### Task goal
Once the pictures have been set aside, copy every remaining entry exactly.

### Entries from a dataset of interfaces

· · · · ·

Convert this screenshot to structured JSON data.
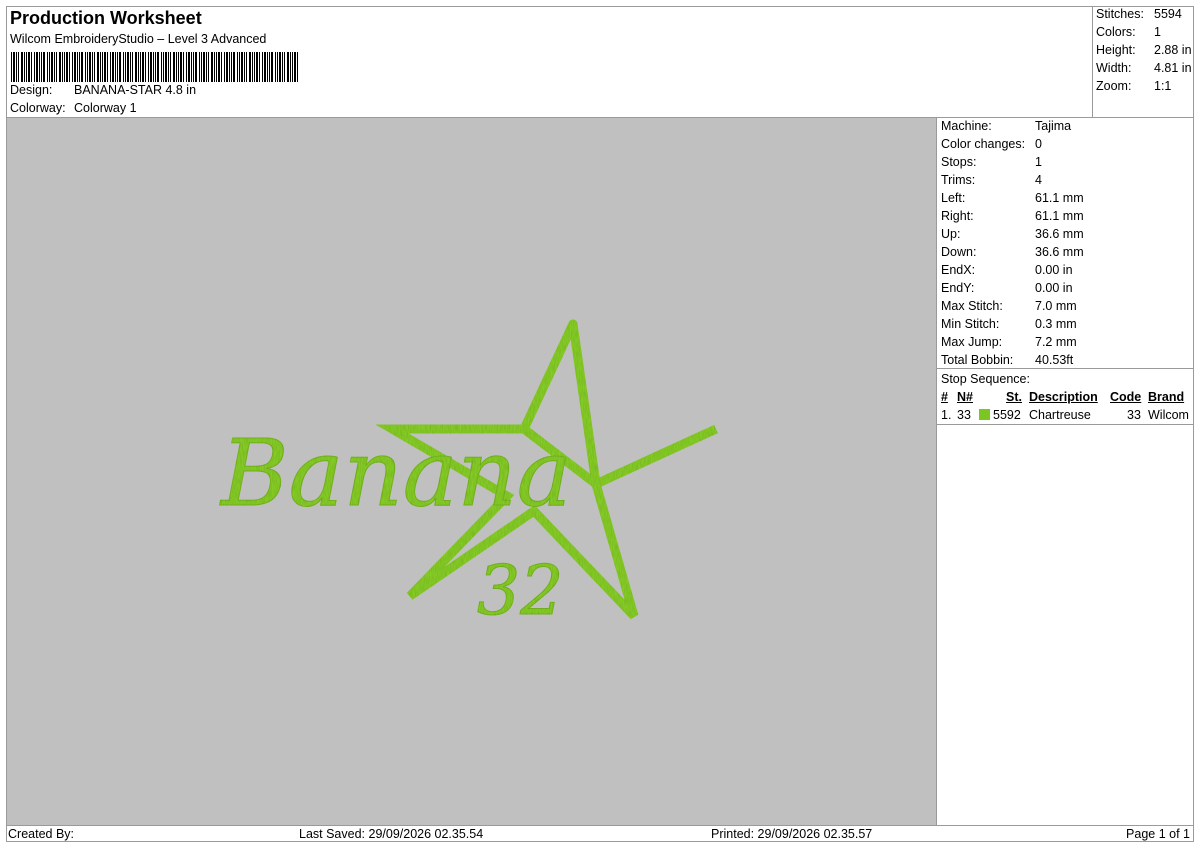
{
  "header": {
    "title": "Production Worksheet",
    "subtitle": "Wilcom EmbroideryStudio – Level 3 Advanced",
    "design_label": "Design:",
    "design_value": "BANANA-STAR 4.8 in",
    "colorway_label": "Colorway:",
    "colorway_value": "Colorway 1"
  },
  "stats": {
    "stitches_label": "Stitches:",
    "stitches": "5594",
    "colors_label": "Colors:",
    "colors": "1",
    "height_label": "Height:",
    "height": "2.88 in",
    "width_label": "Width:",
    "width": "4.81 in",
    "zoom_label": "Zoom:",
    "zoom": "1:1"
  },
  "details": [
    {
      "label": "Machine:",
      "value": "Tajima"
    },
    {
      "label": "Color changes:",
      "value": "0"
    },
    {
      "label": "Stops:",
      "value": "1"
    },
    {
      "label": "Trims:",
      "value": "4"
    },
    {
      "label": "Left:",
      "value": "61.1 mm"
    },
    {
      "label": "Right:",
      "value": "61.1 mm"
    },
    {
      "label": "Up:",
      "value": "36.6 mm"
    },
    {
      "label": "Down:",
      "value": "36.6 mm"
    },
    {
      "label": "EndX:",
      "value": "0.00 in"
    },
    {
      "label": "EndY:",
      "value": "0.00 in"
    },
    {
      "label": "Max Stitch:",
      "value": "7.0 mm"
    },
    {
      "label": "Min Stitch:",
      "value": "0.3 mm"
    },
    {
      "label": "Max Jump:",
      "value": "7.2 mm"
    },
    {
      "label": "Total Bobbin:",
      "value": "40.53ft"
    }
  ],
  "stop_sequence": {
    "title": "Stop Sequence:",
    "headers": {
      "num": "#",
      "n": "N#",
      "st": "St.",
      "description": "Description",
      "code": "Code",
      "brand": "Brand"
    },
    "rows": [
      {
        "num": "1.",
        "n": "33",
        "st": "5592",
        "description": "Chartreuse",
        "code": "33",
        "brand": "Wilcom",
        "color": "#7cc623"
      }
    ]
  },
  "design": {
    "text_main": "Banana",
    "text_number": "32",
    "thread_color": "#8cd62a",
    "background_color": "#c0c0c0"
  },
  "footer": {
    "created_by": "Created By:",
    "last_saved": "Last Saved: 29/09/2026 02.35.54",
    "printed": "Printed: 29/09/2026 02.35.57",
    "page": "Page 1 of 1"
  }
}
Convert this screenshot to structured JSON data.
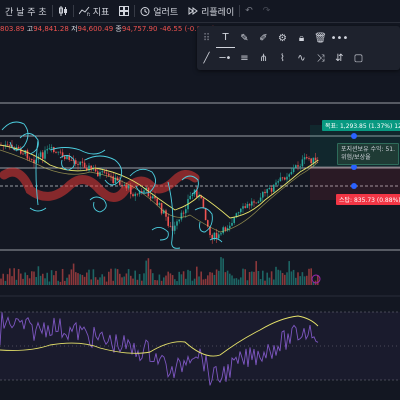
{
  "toolbar": {
    "interval_fragment": "간 날 주 초",
    "indicators_label": "지표",
    "alert_label": "얼러트",
    "replay_label": "리플레이"
  },
  "ohlc": {
    "open_frag": "803.89",
    "high_label": "고",
    "high_value": "94,841.28",
    "low_label": "저",
    "low_value": "94,600.49",
    "close_label": "종",
    "close_value": "94,757.90",
    "change": "-46.55 (-0.05%)"
  },
  "position": {
    "take_profit": "목표: 1,293.85 (1.37%) 12",
    "info_line1": "포지션보유 수익: 51.",
    "info_line2": "위험/보상율",
    "stop_loss": "스탑: 835.73 (0.88%) 8"
  },
  "colors": {
    "background": "#131722",
    "candle_up": "#26a69a",
    "candle_down": "#ef5350",
    "drawing_cyan": "#4dd0e1",
    "drawing_red": "#e53935",
    "ma_yellow": "#e6e26a",
    "osc_purple": "#7e57c2",
    "take_profit_green": "#089981",
    "stop_loss_red": "#f23645"
  },
  "drawing_tools": [
    "text-icon",
    "brush-icon",
    "pen-icon",
    "eye-settings-icon",
    "lock-icon",
    "trash-icon",
    "more-icon",
    "line-icon",
    "horizontal-ray-icon",
    "lines-icon",
    "pitchfork-icon",
    "zigzag-icon",
    "pattern-icon",
    "path-icon",
    "position-icon",
    "rectangle-icon"
  ]
}
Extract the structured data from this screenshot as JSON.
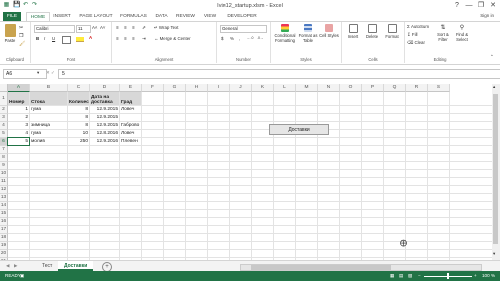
{
  "window": {
    "title": "Iviя12_startup.xlsm - Excel",
    "controls": [
      "?",
      "—",
      "❐",
      "✕"
    ]
  },
  "ribbon_tabs": [
    "FILE",
    "HOME",
    "INSERT",
    "PAGE LAYOUT",
    "FORMULAS",
    "DATA",
    "REVIEW",
    "VIEW",
    "DEVELOPER"
  ],
  "sign_in": "Sign in",
  "ribbon": {
    "clipboard": {
      "paste": "Paste",
      "label": "Clipboard"
    },
    "font": {
      "name": "Calibri",
      "size": "11",
      "bold": "B",
      "italic": "I",
      "underline": "U",
      "grow": "A˄",
      "shrink": "A˅",
      "label": "Font"
    },
    "alignment": {
      "wrap": "Wrap Text",
      "merge": "Merge & Center",
      "label": "Alignment"
    },
    "number": {
      "format": "General",
      "label": "Number",
      "currency": "$",
      "percent": "%",
      "comma": ","
    },
    "styles": {
      "conditional": "Conditional Formatting",
      "format_table": "Format as Table",
      "cell_styles": "Cell Styles",
      "label": "Styles"
    },
    "cells": {
      "insert": "Insert",
      "delete": "Delete",
      "format": "Format",
      "label": "Cells"
    },
    "editing": {
      "autosum": "AutoSum",
      "fill": "Fill",
      "clear": "Clear",
      "sort": "Sort & Filter",
      "find": "Find & Select",
      "label": "Editing"
    }
  },
  "formula_bar": {
    "name_box": "A6",
    "fx": "fx",
    "cancel": "✕",
    "enter": "✓",
    "value": "5"
  },
  "columns": [
    "A",
    "B",
    "C",
    "D",
    "E",
    "F",
    "G",
    "H",
    "I",
    "J",
    "K",
    "L",
    "M",
    "N",
    "O",
    "P",
    "Q",
    "R",
    "S"
  ],
  "rows": [
    "1",
    "2",
    "3",
    "4",
    "5",
    "6",
    "7",
    "8",
    "9",
    "10",
    "11",
    "12",
    "13",
    "14",
    "15",
    "16",
    "17",
    "18",
    "19",
    "20",
    "21",
    "22",
    "23",
    "24"
  ],
  "table": {
    "headers": [
      "Номер",
      "Стока",
      "Количество",
      "Дата на доставка",
      "Град"
    ],
    "rows": [
      [
        "1",
        "гума",
        "8",
        "12.9.2015",
        "Ловеч"
      ],
      [
        "2",
        "",
        "8",
        "12.9.2015",
        ""
      ],
      [
        "3",
        "зимница",
        "8",
        "12.9.2015",
        "Габрово"
      ],
      [
        "4",
        "гума",
        "10",
        "12.8.2016",
        "Ловеч"
      ],
      [
        "5",
        "молив",
        "250",
        "12.9.2016",
        "Плевен"
      ]
    ]
  },
  "macro_button": "Доставки",
  "sheets": [
    "Тест",
    "Доставки"
  ],
  "active_sheet": "Доставки",
  "add_sheet": "+",
  "status": {
    "mode": "READY",
    "zoom": "100 %"
  },
  "colors": {
    "accent": "#217346",
    "header_fill": "#d8d8d8"
  }
}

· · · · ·

### Solution for this exercise
Convert this screenshot to structured JSON data.
{
  "header": {
    "title": "Production Worksheet",
    "subtitle": "Wilcom EmbroideryStudio – Level 3 Advanced",
    "design_label": "Design:",
    "design_value": "BANANA-STAR 4.8 in",
    "colorway_label": "Colorway:",
    "colorway_value": "Colorway 1"
  },
  "stats": {
    "stitches_label": "Stitches:",
    "stitches": "5594",
    "colors_label": "Colors:",
    "colors": "1",
    "height_label": "Height:",
    "height": "2.88 in",
    "width_label": "Width:",
    "width": "4.81 in",
    "zoom_label": "Zoom:",
    "zoom": "1:1"
  },
  "details": [
    {
      "label": "Machine:",
      "value": "Tajima"
    },
    {
      "label": "Color changes:",
      "value": "0"
    },
    {
      "label": "Stops:",
      "value": "1"
    },
    {
      "label": "Trims:",
      "value": "4"
    },
    {
      "label": "Left:",
      "value": "61.1 mm"
    },
    {
      "label": "Right:",
      "value": "61.1 mm"
    },
    {
      "label": "Up:",
      "value": "36.6 mm"
    },
    {
      "label": "Down:",
      "value": "36.6 mm"
    },
    {
      "label": "EndX:",
      "value": "0.00 in"
    },
    {
      "label": "EndY:",
      "value": "0.00 in"
    },
    {
      "label": "Max Stitch:",
      "value": "7.0 mm"
    },
    {
      "label": "Min Stitch:",
      "value": "0.3 mm"
    },
    {
      "label": "Max Jump:",
      "value": "7.2 mm"
    },
    {
      "label": "Total Bobbin:",
      "value": "40.53ft"
    }
  ],
  "stop_sequence": {
    "title": "Stop Sequence:",
    "headers": {
      "num": "#",
      "n": "N#",
      "st": "St.",
      "description": "Description",
      "code": "Code",
      "brand": "Brand"
    },
    "rows": [
      {
        "num": "1.",
        "n": "33",
        "st": "5592",
        "description": "Chartreuse",
        "code": "33",
        "brand": "Wilcom",
        "color": "#7cc623"
      }
    ]
  },
  "design": {
    "text_main": "Banana",
    "text_number": "32",
    "thread_color": "#8cd62a",
    "background_color": "#c0c0c0"
  },
  "footer": {
    "created_by": "Created By:",
    "last_saved": "Last Saved: 29/09/2026 02.35.54",
    "printed": "Printed: 29/09/2026 02.35.57",
    "page": "Page 1 of 1"
  }
}
Convert this screenshot to structured JSON data.
{
  "toolbar": {
    "interval_fragment": "간 날 주 초",
    "indicators_label": "지표",
    "alert_label": "얼러트",
    "replay_label": "리플레이"
  },
  "ohlc": {
    "open_frag": "803.89",
    "high_label": "고",
    "high_value": "94,841.28",
    "low_label": "저",
    "low_value": "94,600.49",
    "close_label": "종",
    "close_value": "94,757.90",
    "change": "-46.55 (-0.05%)"
  },
  "position": {
    "take_profit": "목표: 1,293.85 (1.37%) 12",
    "info_line1": "포지션보유 수익: 51.",
    "info_line2": "위험/보상율",
    "stop_loss": "스탑: 835.73 (0.88%) 8"
  },
  "colors": {
    "background": "#131722",
    "candle_up": "#26a69a",
    "candle_down": "#ef5350",
    "drawing_cyan": "#4dd0e1",
    "drawing_red": "#e53935",
    "ma_yellow": "#e6e26a",
    "osc_purple": "#7e57c2",
    "take_profit_green": "#089981",
    "stop_loss_red": "#f23645"
  },
  "drawing_tools": [
    "text-icon",
    "brush-icon",
    "pen-icon",
    "eye-settings-icon",
    "lock-icon",
    "trash-icon",
    "more-icon",
    "line-icon",
    "horizontal-ray-icon",
    "lines-icon",
    "pitchfork-icon",
    "zigzag-icon",
    "pattern-icon",
    "path-icon",
    "position-icon",
    "rectangle-icon"
  ]
}
Extract the structured data from this screenshot as JSON.
{
  "window": {
    "title": "Iviя12_startup.xlsm - Excel",
    "controls": [
      "?",
      "—",
      "❐",
      "✕"
    ]
  },
  "ribbon_tabs": [
    "FILE",
    "HOME",
    "INSERT",
    "PAGE LAYOUT",
    "FORMULAS",
    "DATA",
    "REVIEW",
    "VIEW",
    "DEVELOPER"
  ],
  "sign_in": "Sign in",
  "ribbon": {
    "clipboard": {
      "paste": "Paste",
      "label": "Clipboard"
    },
    "font": {
      "name": "Calibri",
      "size": "11",
      "bold": "B",
      "italic": "I",
      "underline": "U",
      "grow": "A˄",
      "shrink": "A˅",
      "label": "Font"
    },
    "alignment": {
      "wrap": "Wrap Text",
      "merge": "Merge & Center",
      "label": "Alignment"
    },
    "number": {
      "format": "General",
      "label": "Number",
      "currency": "$",
      "percent": "%",
      "comma": ","
    },
    "styles": {
      "conditional": "Conditional Formatting",
      "format_table": "Format as Table",
      "cell_styles": "Cell Styles",
      "label": "Styles"
    },
    "cells": {
      "insert": "Insert",
      "delete": "Delete",
      "format": "Format",
      "label": "Cells"
    },
    "editing": {
      "autosum": "AutoSum",
      "fill": "Fill",
      "clear": "Clear",
      "sort": "Sort & Filter",
      "find": "Find & Select",
      "label": "Editing"
    }
  },
  "formula_bar": {
    "name_box": "A6",
    "fx": "fx",
    "cancel": "✕",
    "enter": "✓",
    "value": "5"
  },
  "columns": [
    "A",
    "B",
    "C",
    "D",
    "E",
    "F",
    "G",
    "H",
    "I",
    "J",
    "K",
    "L",
    "M",
    "N",
    "O",
    "P",
    "Q",
    "R",
    "S"
  ],
  "rows": [
    "1",
    "2",
    "3",
    "4",
    "5",
    "6",
    "7",
    "8",
    "9",
    "10",
    "11",
    "12",
    "13",
    "14",
    "15",
    "16",
    "17",
    "18",
    "19",
    "20",
    "21",
    "22",
    "23",
    "24"
  ],
  "table": {
    "headers": [
      "Номер",
      "Стока",
      "Количество",
      "Дата на доставка",
      "Град"
    ],
    "rows": [
      [
        "1",
        "гума",
        "8",
        "12.9.2015",
        "Ловеч"
      ],
      [
        "2",
        "",
        "8",
        "12.9.2015",
        ""
      ],
      [
        "3",
        "зимница",
        "8",
        "12.9.2015",
        "Габрово"
      ],
      [
        "4",
        "гума",
        "10",
        "12.8.2016",
        "Ловеч"
      ],
      [
        "5",
        "молив",
        "250",
        "12.9.2016",
        "Плевен"
      ]
    ]
  },
  "macro_button": "Доставки",
  "sheets": [
    "Тест",
    "Доставки"
  ],
  "active_sheet": "Доставки",
  "add_sheet": "+",
  "status": {
    "mode": "READY",
    "zoom": "100 %"
  },
  "colors": {
    "accent": "#217346",
    "header_fill": "#d8d8d8"
  }
}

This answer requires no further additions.